This grand park doubles as a gateway to the historic Canadian National Railway Station, with tasteful entry plazas and beds of colourful flowers. Thornton Park is home to the Women’s Monument, a memorial to female victims of violence. Many people enjoy relaxing under the magnificent trees, including the giant Catalpas with their glamorous displays of early summer blooms.
The Park Board started work on the construction of this park on March 26, 1923. The project called for the import of sand and black Chilliwack soil and this was brought in on a special train track provided by Sir Henry Thornton, head of the CN Railway. On December 17, 1936 a bronze plaque was unveiled to the memory of Sir Henry Thornton who the park was named for.
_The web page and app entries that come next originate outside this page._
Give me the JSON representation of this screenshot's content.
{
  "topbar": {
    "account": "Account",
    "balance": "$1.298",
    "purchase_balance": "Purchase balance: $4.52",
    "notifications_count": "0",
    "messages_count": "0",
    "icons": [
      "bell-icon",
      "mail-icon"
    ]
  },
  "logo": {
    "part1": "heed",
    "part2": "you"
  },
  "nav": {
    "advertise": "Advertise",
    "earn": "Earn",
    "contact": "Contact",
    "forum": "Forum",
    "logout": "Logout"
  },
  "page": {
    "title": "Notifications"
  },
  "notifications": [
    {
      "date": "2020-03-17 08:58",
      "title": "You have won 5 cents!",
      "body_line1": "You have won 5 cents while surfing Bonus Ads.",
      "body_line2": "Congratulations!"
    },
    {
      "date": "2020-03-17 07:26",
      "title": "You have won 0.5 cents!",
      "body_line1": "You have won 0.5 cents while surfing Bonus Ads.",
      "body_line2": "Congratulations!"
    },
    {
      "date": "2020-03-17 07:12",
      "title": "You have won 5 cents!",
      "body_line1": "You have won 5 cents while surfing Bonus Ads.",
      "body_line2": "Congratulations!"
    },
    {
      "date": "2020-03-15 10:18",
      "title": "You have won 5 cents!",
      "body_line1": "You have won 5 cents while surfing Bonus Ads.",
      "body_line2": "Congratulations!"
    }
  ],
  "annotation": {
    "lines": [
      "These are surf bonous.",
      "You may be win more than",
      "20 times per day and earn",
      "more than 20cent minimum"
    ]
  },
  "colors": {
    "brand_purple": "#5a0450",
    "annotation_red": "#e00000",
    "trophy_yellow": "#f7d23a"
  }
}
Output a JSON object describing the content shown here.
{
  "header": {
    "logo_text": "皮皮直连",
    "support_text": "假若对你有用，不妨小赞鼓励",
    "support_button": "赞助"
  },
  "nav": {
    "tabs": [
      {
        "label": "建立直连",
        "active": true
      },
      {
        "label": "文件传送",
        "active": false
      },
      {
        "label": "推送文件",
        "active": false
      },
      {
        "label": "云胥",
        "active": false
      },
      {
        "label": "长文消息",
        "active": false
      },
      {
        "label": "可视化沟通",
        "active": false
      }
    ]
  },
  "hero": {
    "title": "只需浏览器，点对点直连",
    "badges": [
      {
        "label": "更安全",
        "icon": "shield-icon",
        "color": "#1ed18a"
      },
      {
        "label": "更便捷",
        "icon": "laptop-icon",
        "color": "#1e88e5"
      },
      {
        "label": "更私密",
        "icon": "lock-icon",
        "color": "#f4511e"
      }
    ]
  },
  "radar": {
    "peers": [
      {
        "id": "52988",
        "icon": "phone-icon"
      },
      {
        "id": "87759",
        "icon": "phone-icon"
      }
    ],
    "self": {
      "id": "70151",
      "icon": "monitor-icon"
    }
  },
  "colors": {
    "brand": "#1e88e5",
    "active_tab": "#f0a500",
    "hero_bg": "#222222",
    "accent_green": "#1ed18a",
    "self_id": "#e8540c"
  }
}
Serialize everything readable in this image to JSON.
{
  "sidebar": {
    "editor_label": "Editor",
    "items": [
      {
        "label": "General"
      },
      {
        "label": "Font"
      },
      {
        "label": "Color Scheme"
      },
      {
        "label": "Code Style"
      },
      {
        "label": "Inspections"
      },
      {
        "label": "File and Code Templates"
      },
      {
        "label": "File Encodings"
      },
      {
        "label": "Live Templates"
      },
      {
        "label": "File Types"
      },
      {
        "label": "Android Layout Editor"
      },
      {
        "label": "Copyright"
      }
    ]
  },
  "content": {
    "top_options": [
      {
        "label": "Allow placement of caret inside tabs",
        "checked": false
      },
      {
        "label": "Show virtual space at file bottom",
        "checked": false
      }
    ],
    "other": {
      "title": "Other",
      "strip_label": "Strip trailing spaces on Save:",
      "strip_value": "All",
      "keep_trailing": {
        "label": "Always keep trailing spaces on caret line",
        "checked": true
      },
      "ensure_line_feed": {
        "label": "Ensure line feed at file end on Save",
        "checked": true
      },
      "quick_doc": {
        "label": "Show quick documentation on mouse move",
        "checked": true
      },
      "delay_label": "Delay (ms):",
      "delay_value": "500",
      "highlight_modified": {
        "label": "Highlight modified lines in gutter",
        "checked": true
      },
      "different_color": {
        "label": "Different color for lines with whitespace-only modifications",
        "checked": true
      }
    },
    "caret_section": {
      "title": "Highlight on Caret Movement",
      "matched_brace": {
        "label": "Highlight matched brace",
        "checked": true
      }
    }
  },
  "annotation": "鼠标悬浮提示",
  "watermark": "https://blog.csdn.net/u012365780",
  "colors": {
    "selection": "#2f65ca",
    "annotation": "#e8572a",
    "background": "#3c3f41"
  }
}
Similar plaques were installed at 15 locations across the country in commemoration of his work in running the CNR. For many years the Park Board received $800 per year to maintain the park from the Great Northern Railway. In 2003 the park was completely refurbished to its original, classic design. The terminal is still here, now named Pacific Central Station.